===== Data supplied

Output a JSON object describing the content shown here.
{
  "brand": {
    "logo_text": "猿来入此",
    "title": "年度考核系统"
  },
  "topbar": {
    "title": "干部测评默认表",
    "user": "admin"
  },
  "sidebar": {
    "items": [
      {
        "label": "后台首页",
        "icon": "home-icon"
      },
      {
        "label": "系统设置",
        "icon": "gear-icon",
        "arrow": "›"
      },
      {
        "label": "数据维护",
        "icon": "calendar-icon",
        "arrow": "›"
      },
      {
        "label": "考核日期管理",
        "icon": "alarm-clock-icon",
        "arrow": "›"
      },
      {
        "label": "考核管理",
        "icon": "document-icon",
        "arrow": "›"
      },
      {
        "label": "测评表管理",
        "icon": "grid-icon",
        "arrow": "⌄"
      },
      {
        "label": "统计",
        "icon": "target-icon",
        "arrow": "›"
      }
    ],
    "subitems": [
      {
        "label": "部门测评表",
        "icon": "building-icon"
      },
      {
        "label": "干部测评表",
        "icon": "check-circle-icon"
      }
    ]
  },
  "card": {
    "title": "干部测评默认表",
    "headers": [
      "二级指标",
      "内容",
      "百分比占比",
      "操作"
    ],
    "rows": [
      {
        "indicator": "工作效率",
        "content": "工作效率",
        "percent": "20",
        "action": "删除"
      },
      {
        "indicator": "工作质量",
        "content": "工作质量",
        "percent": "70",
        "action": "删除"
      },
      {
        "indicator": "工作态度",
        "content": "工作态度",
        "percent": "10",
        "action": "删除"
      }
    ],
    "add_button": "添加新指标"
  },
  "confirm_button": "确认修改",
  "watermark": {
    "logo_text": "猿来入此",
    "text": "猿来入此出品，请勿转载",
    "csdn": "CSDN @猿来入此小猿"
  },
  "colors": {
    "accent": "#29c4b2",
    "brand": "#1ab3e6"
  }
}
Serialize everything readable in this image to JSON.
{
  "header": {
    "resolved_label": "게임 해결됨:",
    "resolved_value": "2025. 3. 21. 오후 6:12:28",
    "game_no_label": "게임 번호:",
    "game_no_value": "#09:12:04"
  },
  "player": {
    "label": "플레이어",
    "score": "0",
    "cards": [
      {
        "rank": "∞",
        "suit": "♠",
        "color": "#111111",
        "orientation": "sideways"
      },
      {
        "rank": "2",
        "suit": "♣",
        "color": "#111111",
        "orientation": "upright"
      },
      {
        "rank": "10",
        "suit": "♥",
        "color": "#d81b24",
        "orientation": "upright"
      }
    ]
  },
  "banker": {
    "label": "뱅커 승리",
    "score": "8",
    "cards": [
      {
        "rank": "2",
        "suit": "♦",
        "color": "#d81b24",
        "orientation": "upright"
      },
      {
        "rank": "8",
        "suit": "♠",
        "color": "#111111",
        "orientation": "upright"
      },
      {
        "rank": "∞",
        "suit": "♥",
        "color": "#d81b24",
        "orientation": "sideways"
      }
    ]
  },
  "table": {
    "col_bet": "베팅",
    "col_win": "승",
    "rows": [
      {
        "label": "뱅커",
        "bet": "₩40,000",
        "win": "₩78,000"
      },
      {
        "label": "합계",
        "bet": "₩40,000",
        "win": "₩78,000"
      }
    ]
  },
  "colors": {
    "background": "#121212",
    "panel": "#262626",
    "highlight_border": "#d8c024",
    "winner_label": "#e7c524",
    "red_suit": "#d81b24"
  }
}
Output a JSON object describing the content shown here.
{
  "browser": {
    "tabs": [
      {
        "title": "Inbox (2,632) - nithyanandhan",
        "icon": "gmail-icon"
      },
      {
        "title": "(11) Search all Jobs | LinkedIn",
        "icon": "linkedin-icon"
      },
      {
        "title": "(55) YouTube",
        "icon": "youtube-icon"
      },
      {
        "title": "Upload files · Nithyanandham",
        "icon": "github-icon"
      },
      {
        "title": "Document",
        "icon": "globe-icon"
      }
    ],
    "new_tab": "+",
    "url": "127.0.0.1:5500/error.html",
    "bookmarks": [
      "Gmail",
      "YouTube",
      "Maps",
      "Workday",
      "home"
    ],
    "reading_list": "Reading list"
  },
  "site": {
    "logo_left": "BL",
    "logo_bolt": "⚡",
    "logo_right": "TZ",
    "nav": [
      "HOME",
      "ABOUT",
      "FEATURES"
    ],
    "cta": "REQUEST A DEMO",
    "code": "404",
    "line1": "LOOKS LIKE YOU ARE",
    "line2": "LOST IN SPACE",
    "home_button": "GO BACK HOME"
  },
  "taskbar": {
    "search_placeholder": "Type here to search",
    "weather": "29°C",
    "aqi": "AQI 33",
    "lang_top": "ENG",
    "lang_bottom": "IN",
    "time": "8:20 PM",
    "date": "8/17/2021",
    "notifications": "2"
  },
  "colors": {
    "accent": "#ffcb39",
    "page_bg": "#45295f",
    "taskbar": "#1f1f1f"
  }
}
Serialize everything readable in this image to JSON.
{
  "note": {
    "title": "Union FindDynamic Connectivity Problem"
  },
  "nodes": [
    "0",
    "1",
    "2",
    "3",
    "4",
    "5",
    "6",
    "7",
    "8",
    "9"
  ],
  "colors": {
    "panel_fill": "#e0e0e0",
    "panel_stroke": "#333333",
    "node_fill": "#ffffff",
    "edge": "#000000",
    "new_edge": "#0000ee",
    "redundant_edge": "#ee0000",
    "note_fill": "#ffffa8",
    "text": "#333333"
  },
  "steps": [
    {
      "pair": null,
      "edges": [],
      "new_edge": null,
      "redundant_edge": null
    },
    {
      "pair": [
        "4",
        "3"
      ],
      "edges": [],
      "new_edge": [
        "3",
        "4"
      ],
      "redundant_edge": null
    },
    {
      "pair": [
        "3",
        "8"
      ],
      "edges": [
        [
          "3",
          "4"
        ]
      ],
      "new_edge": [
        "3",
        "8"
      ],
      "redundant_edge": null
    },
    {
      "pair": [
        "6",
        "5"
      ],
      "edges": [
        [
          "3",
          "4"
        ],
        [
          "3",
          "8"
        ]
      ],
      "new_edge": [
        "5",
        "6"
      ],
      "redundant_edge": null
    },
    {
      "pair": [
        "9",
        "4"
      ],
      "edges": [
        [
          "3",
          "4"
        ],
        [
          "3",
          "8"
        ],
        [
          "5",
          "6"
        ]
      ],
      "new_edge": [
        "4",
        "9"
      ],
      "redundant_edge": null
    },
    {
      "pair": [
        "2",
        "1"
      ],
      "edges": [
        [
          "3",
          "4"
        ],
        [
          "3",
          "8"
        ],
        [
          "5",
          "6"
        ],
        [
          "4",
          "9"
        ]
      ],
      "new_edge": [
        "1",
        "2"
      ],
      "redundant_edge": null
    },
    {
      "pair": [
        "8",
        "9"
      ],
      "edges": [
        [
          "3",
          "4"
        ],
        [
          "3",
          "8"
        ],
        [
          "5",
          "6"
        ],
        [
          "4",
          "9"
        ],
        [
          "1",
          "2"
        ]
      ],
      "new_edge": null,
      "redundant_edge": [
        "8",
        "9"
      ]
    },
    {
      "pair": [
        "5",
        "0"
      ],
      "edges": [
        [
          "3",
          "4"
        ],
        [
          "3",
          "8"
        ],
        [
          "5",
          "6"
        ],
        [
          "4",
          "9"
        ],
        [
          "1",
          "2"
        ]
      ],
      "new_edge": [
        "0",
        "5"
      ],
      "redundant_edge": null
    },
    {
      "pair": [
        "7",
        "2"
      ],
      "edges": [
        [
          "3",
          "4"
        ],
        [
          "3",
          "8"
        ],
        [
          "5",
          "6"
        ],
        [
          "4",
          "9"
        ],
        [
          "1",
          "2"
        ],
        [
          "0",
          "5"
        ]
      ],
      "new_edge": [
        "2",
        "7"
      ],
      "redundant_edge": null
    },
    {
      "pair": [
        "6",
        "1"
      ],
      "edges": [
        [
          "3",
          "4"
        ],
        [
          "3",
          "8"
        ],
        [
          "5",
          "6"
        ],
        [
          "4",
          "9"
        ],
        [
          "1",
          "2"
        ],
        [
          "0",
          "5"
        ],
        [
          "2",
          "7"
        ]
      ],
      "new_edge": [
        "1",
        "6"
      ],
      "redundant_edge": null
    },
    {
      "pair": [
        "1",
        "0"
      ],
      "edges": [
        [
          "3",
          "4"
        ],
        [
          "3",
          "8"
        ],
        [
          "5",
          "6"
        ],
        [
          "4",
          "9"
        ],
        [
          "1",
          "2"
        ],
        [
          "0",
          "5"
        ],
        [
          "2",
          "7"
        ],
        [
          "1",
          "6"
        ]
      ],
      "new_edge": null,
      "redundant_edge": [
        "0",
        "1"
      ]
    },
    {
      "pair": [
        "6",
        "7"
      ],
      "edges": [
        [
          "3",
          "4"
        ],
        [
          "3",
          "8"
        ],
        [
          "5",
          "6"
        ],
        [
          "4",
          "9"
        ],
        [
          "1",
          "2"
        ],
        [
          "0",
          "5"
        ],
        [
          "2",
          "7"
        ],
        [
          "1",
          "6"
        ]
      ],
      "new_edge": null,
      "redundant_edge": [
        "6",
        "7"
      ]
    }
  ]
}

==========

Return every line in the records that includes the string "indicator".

*Answer to this problem*
        "indicator": "工作效率",
        "indicator": "工作质量",
        "indicator": "工作态度",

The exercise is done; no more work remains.